◆ **Instructions for the task**: Lines that include "this" make up the answer; copy all of them from the data below.

◆ **Data shown**:
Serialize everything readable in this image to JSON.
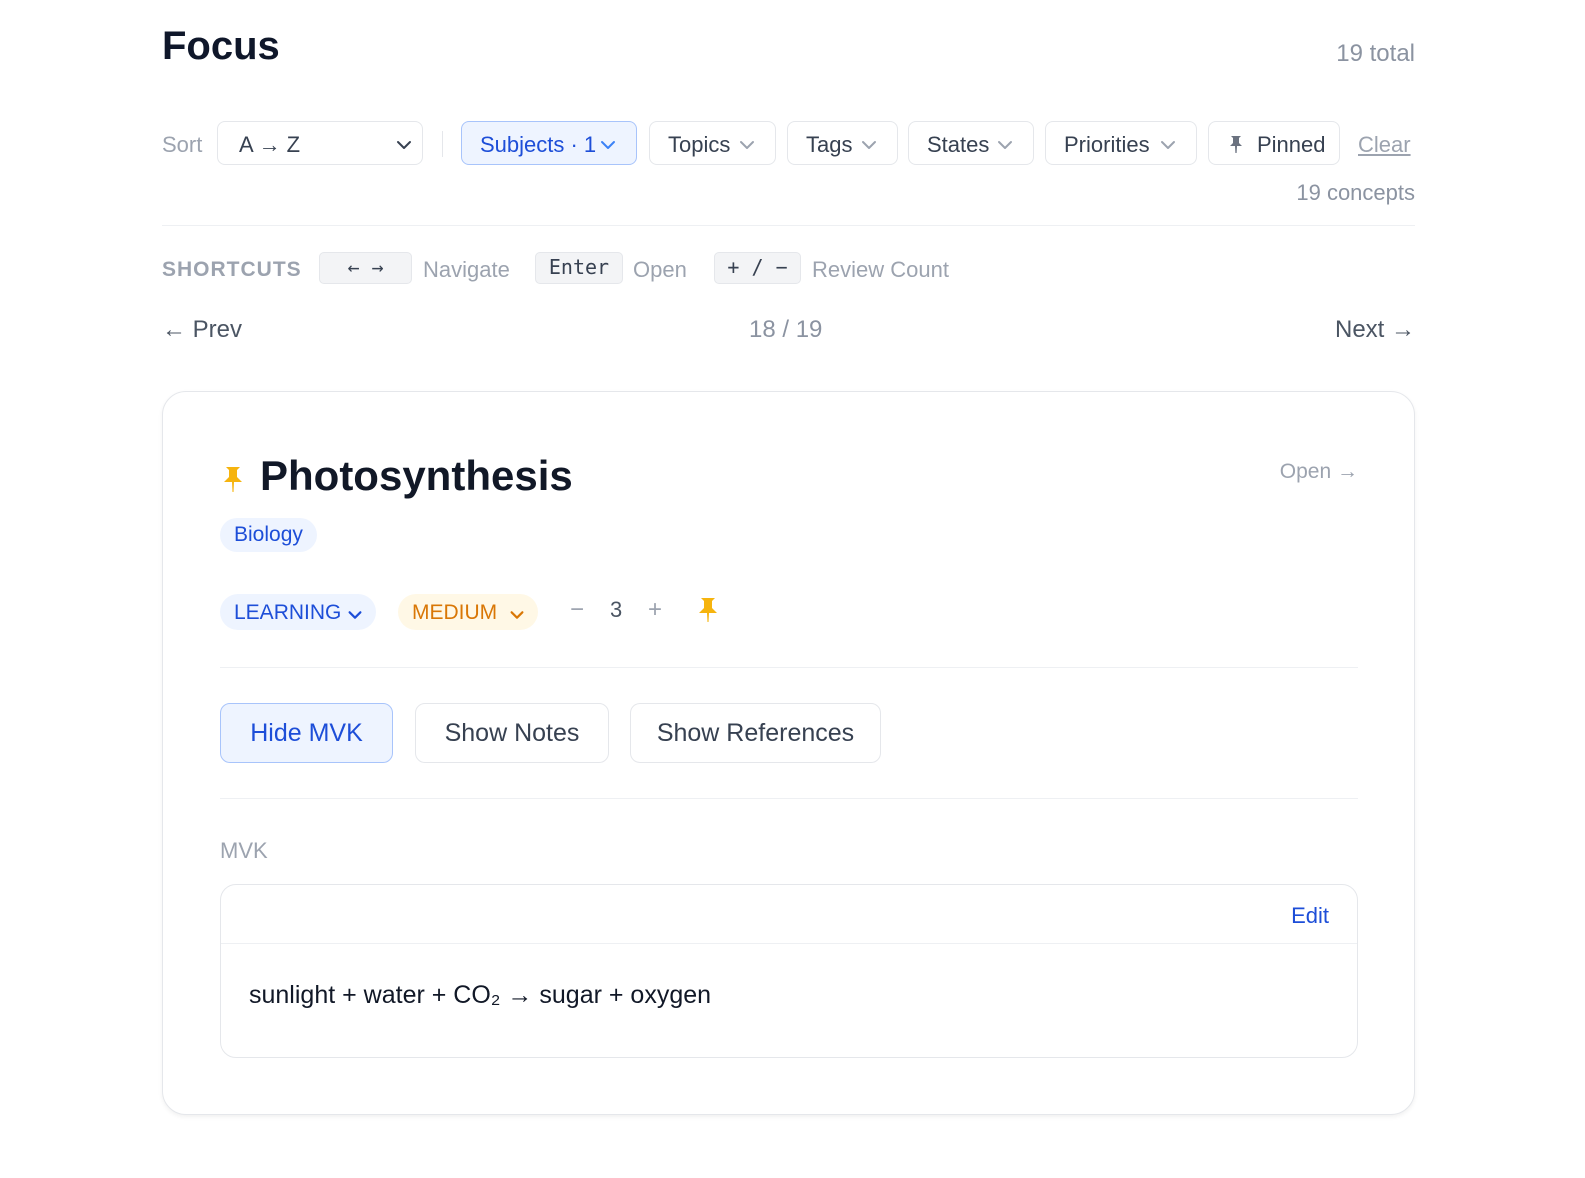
{
  "page": {
    "title": "Focus",
    "total": "19 total"
  },
  "filters": {
    "sort_label": "Sort",
    "sort_value": "A → Z",
    "subjects": "Subjects · 1",
    "topics": "Topics",
    "tags": "Tags",
    "states": "States",
    "priorities": "Priorities",
    "pinned": "Pinned",
    "clear": "Clear",
    "concepts_count": "19 concepts"
  },
  "shortcuts": {
    "title": "SHORTCUTS",
    "items": [
      {
        "keys": "←  →",
        "label": "Navigate"
      },
      {
        "keys": "Enter",
        "label": "Open"
      },
      {
        "keys": "+ / −",
        "label": "Review Count"
      }
    ]
  },
  "pager": {
    "prev": "← Prev",
    "position": "18 / 19",
    "next": "Next →"
  },
  "concept": {
    "title": "Photosynthesis",
    "open": "Open →",
    "subject": "Biology",
    "state": "LEARNING",
    "priority": "MEDIUM",
    "review_minus": "−",
    "review_count": "3",
    "review_plus": "+",
    "buttons": {
      "mvk": "Hide MVK",
      "notes": "Show Notes",
      "references": "Show References"
    },
    "mvk": {
      "label": "MVK",
      "edit": "Edit",
      "text": "sunlight + water + CO₂ → sugar + oxygen"
    }
  },
  "colors": {
    "accent": "#1d4ed8",
    "pin": "#f6b40e",
    "priority": "#d97706"
  }
}
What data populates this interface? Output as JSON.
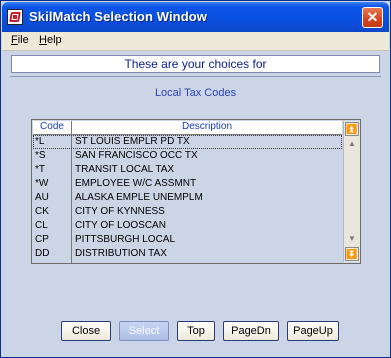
{
  "window": {
    "title": "SkilMatch Selection Window",
    "close_symbol": "✕"
  },
  "menu": {
    "items": [
      {
        "accel": "F",
        "rest": "ile"
      },
      {
        "accel": "H",
        "rest": "elp"
      }
    ]
  },
  "header": {
    "choices_text": "These are your choices for"
  },
  "subtitle": "Local Tax Codes",
  "list": {
    "columns": [
      "Code",
      "Description"
    ],
    "rows": [
      {
        "code": "*L",
        "description": "ST LOUIS EMPLR PD TX"
      },
      {
        "code": "*S",
        "description": "SAN FRANCISCO OCC TX"
      },
      {
        "code": "*T",
        "description": "TRANSIT LOCAL TAX"
      },
      {
        "code": "*W",
        "description": "EMPLOYEE W/C ASSMNT"
      },
      {
        "code": "AU",
        "description": "ALASKA EMPLE UNEMPLM"
      },
      {
        "code": "CK",
        "description": "CITY OF KYNNESS"
      },
      {
        "code": "CL",
        "description": "CITY OF LOOSCAN"
      },
      {
        "code": "CP",
        "description": "PITTSBURGH LOCAL"
      },
      {
        "code": "DD",
        "description": "DISTRIBUTION TAX"
      }
    ],
    "selected_index": 0
  },
  "scrollbar": {
    "top_symbol": "⏫",
    "bottom_symbol": "⏬",
    "up_symbol": "▲",
    "down_symbol": "▼"
  },
  "buttons": {
    "close": "Close",
    "select": "Select",
    "top": "Top",
    "page_down": "PageDn",
    "page_up": "PageUp"
  },
  "colors": {
    "title_bar": "#0a4fe0",
    "window_bg": "#ccd5e6",
    "header_text": "#0a1e8c",
    "subtitle_text": "#2a46b4",
    "column_header_text": "#1a3cc0"
  }
}
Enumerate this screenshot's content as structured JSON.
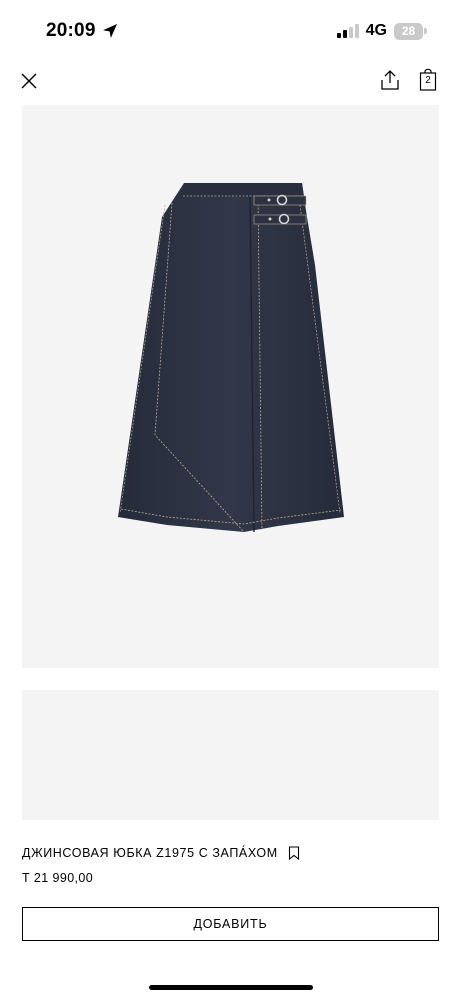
{
  "status_bar": {
    "time": "20:09",
    "network": "4G",
    "battery_level": "28",
    "icons": [
      "location-arrow-icon",
      "signal-bars-icon",
      "battery-icon"
    ]
  },
  "header": {
    "bag_count": "2",
    "icons": [
      "close-icon",
      "share-icon",
      "shopping-bag-icon"
    ]
  },
  "product": {
    "image_description_icon": "denim-skirt-image",
    "title": "ДЖИНСОВАЯ ЮБКА Z1975 С ЗАПА́ХОМ",
    "price": "Т 21 990,00",
    "add_button_label": "ДОБАВИТЬ"
  },
  "colors": {
    "background": "#ffffff",
    "image_background": "#f4f4f4",
    "denim": "#2b3142",
    "stitching": "#b9ad93",
    "text": "#000000"
  }
}
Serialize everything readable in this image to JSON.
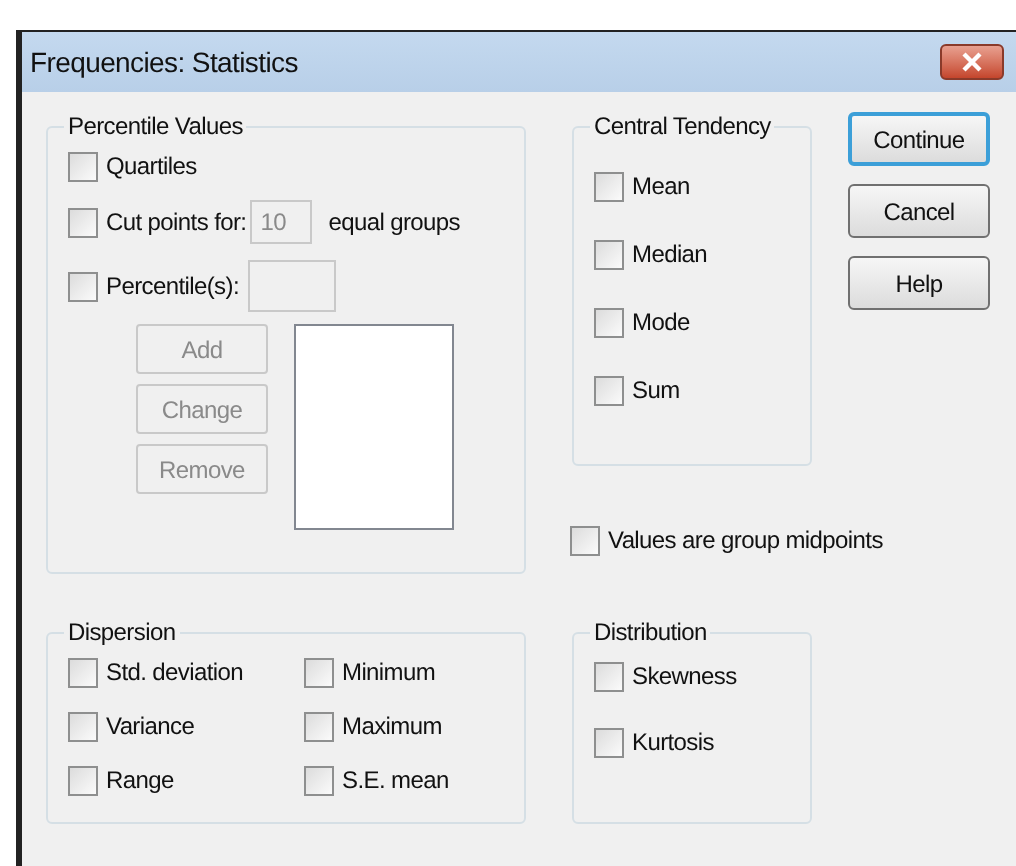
{
  "window": {
    "title": "Frequencies: Statistics"
  },
  "percentile_values": {
    "title": "Percentile Values",
    "options": [
      {
        "kind": "plain",
        "label": "Quartiles",
        "checked": false
      },
      {
        "kind": "count",
        "label": "Cut points for:",
        "value": "10",
        "suffix": "equal groups",
        "checked": false,
        "disabled": true
      },
      {
        "kind": "entry",
        "label": "Percentile(s):",
        "checked": false,
        "disabled": true
      }
    ],
    "buttons": [
      {
        "label": "Add",
        "disabled": true
      },
      {
        "label": "Change",
        "disabled": true
      },
      {
        "label": "Remove",
        "disabled": true
      }
    ]
  },
  "central_tendency": {
    "title": "Central Tendency",
    "options": [
      {
        "label": "Mean",
        "checked": false
      },
      {
        "label": "Median",
        "checked": false
      },
      {
        "label": "Mode",
        "checked": false
      },
      {
        "label": "Sum",
        "checked": false
      }
    ]
  },
  "group_midpoints": {
    "label": "Values are group midpoints",
    "checked": false
  },
  "dispersion": {
    "title": "Dispersion",
    "options": [
      {
        "label": "Std. deviation",
        "checked": false
      },
      {
        "label": "Minimum",
        "checked": false
      },
      {
        "label": "Variance",
        "checked": false
      },
      {
        "label": "Maximum",
        "checked": false
      },
      {
        "label": "Range",
        "checked": false
      },
      {
        "label": "S.E. mean",
        "checked": false
      }
    ]
  },
  "distribution": {
    "title": "Distribution",
    "options": [
      {
        "label": "Skewness",
        "checked": false
      },
      {
        "label": "Kurtosis",
        "checked": false
      }
    ]
  },
  "buttons": [
    {
      "label": "Continue",
      "default": true
    },
    {
      "label": "Cancel",
      "default": false
    },
    {
      "label": "Help",
      "default": false
    }
  ]
}
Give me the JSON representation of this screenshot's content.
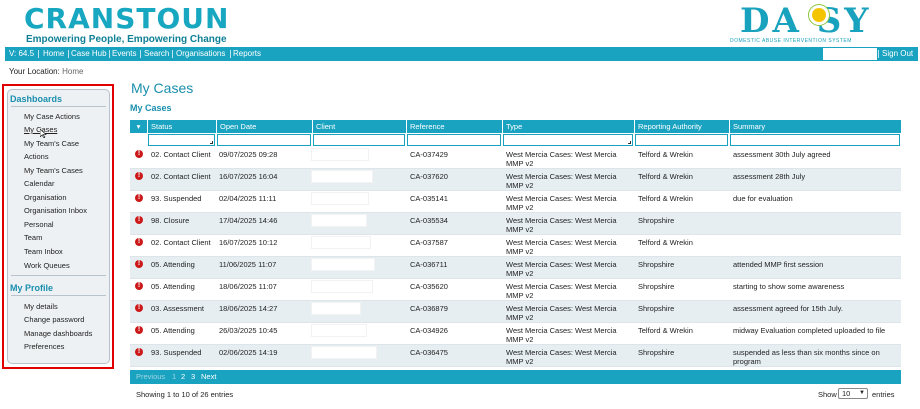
{
  "header": {
    "brand": "CRANSTOUN",
    "tagline": "Empowering People, Empowering Change",
    "product": "DA SY",
    "product_sub": "DOMESTIC ABUSE INTERVENTION SYSTEM"
  },
  "nav": {
    "version": "V: 64.5",
    "items": [
      "Home",
      "Case Hub",
      "Events",
      "Search",
      "Organisations",
      "Reports"
    ],
    "signout": "Sign Out"
  },
  "location": {
    "label": "Your Location:",
    "value": "Home"
  },
  "sidebar": {
    "dashboards_title": "Dashboards",
    "dashboards": [
      "My Case Actions",
      "My Cases",
      "My Team's Case",
      "Actions",
      "My Team's Cases",
      "Calendar",
      "Organisation",
      "Organisation Inbox",
      "Personal",
      "Team",
      "Team Inbox",
      "Work Queues"
    ],
    "profile_title": "My Profile",
    "profile": [
      "My details",
      "Change password",
      "Manage dashboards",
      "Preferences"
    ]
  },
  "page": {
    "title": "My Cases",
    "subtitle": "My Cases"
  },
  "table": {
    "headers": [
      "Status",
      "Open Date",
      "Client",
      "Reference",
      "Type",
      "Reporting Authority",
      "Summary"
    ],
    "rows": [
      {
        "status": "02. Contact Client",
        "open": "09/07/2025 09:28",
        "ref": "CA-037429",
        "type": "West Mercia Cases: West Mercia MMP v2",
        "auth": "Telford & Wrekin",
        "summary": "assessment 30th July agreed"
      },
      {
        "status": "02. Contact Client",
        "open": "16/07/2025 16:04",
        "ref": "CA-037620",
        "type": "West Mercia Cases: West Mercia MMP v2",
        "auth": "Telford & Wrekin",
        "summary": "assessment 28th July"
      },
      {
        "status": "93. Suspended",
        "open": "02/04/2025 11:11",
        "ref": "CA-035141",
        "type": "West Mercia Cases: West Mercia MMP v2",
        "auth": "Telford & Wrekin",
        "summary": "due for evaluation"
      },
      {
        "status": "98. Closure",
        "open": "17/04/2025 14:46",
        "ref": "CA-035534",
        "type": "West Mercia Cases: West Mercia MMP v2",
        "auth": "Shropshire",
        "summary": ""
      },
      {
        "status": "02. Contact Client",
        "open": "16/07/2025 10:12",
        "ref": "CA-037587",
        "type": "West Mercia Cases: West Mercia MMP v2",
        "auth": "Telford & Wrekin",
        "summary": ""
      },
      {
        "status": "05. Attending",
        "open": "11/06/2025 11:07",
        "ref": "CA-036711",
        "type": "West Mercia Cases: West Mercia MMP v2",
        "auth": "Shropshire",
        "summary": "attended MMP first session"
      },
      {
        "status": "05. Attending",
        "open": "18/06/2025 11:07",
        "ref": "CA-035620",
        "type": "West Mercia Cases: West Mercia MMP v2",
        "auth": "Shropshire",
        "summary": "starting to show some awareness"
      },
      {
        "status": "03. Assessment",
        "open": "18/06/2025 14:27",
        "ref": "CA-036879",
        "type": "West Mercia Cases: West Mercia MMP v2",
        "auth": "Shropshire",
        "summary": "assessment agreed for 15th July."
      },
      {
        "status": "05. Attending",
        "open": "26/03/2025 10:45",
        "ref": "CA-034926",
        "type": "West Mercia Cases: West Mercia MMP v2",
        "auth": "Telford & Wrekin",
        "summary": "midway Evaluation completed uploaded to file"
      },
      {
        "status": "93. Suspended",
        "open": "02/06/2025 14:19",
        "ref": "CA-036475",
        "type": "West Mercia Cases: West Mercia MMP v2",
        "auth": "Shropshire",
        "summary": "suspended as less than six months since on program"
      }
    ]
  },
  "pager": {
    "previous": "Previous",
    "pages": [
      "1",
      "2",
      "3"
    ],
    "next": "Next"
  },
  "footer": {
    "info": "Showing 1 to 10 of 26 entries",
    "show": "Show",
    "page_size": "10",
    "entries": "entries"
  },
  "colors": {
    "accent": "#1aa3c0",
    "warning": "#cc1a1a",
    "highlight": "#e00000"
  }
}
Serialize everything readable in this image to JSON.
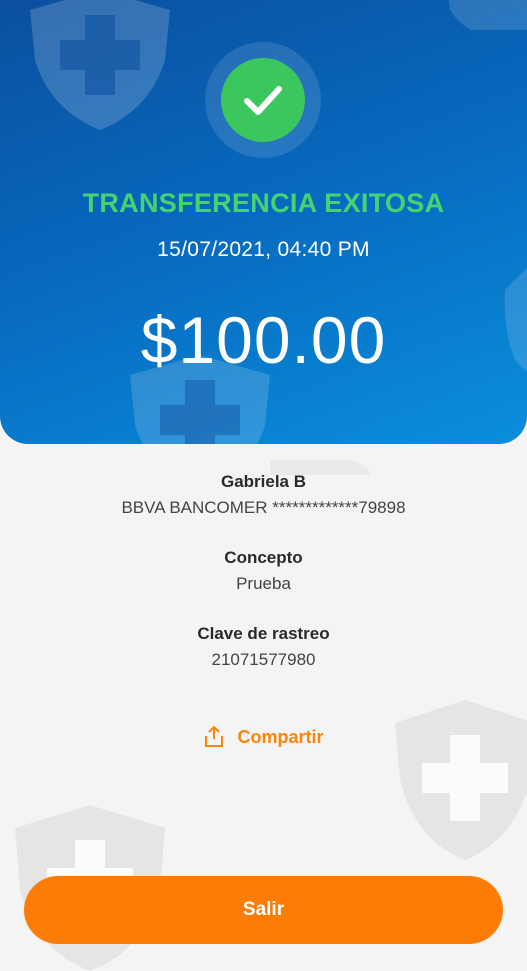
{
  "status": {
    "title": "TRANSFERENCIA EXITOSA",
    "datetime": "15/07/2021, 04:40 PM",
    "amount": "$100.00"
  },
  "recipient": {
    "name": "Gabriela B",
    "account": "BBVA BANCOMER *************79898"
  },
  "concept": {
    "label": "Concepto",
    "value": "Prueba"
  },
  "tracking": {
    "label": "Clave de rastreo",
    "value": "21071577980"
  },
  "actions": {
    "share_label": "Compartir",
    "exit_label": "Salir"
  },
  "colors": {
    "hero_gradient_start": "#0a4f9e",
    "hero_gradient_end": "#0a8edc",
    "success_green": "#45d36f",
    "accent_orange": "#f7860a",
    "button_orange": "#fd7b07"
  },
  "icons": {
    "status": "check-icon",
    "share": "share-icon",
    "watermark": "shield-cross-icon"
  }
}
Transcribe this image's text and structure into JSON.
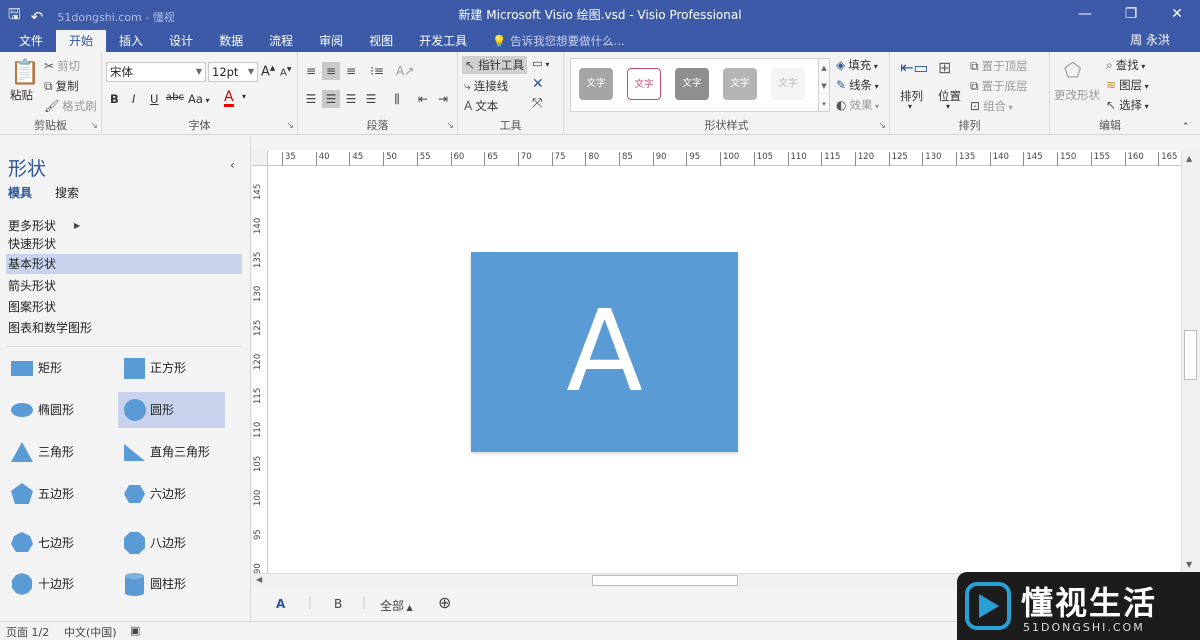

◆ **The completed task**:
Serialize everything readable in this image to JSON.
What data populates this interface? Output as JSON.
Enumerate this screenshot's content as structured JSON.
Serialize everything readable in this image to JSON.
Give me the JSON representation of this screenshot's content.
Serialize everything readable in this image to JSON.
Transcribe this image's text and structure into JSON.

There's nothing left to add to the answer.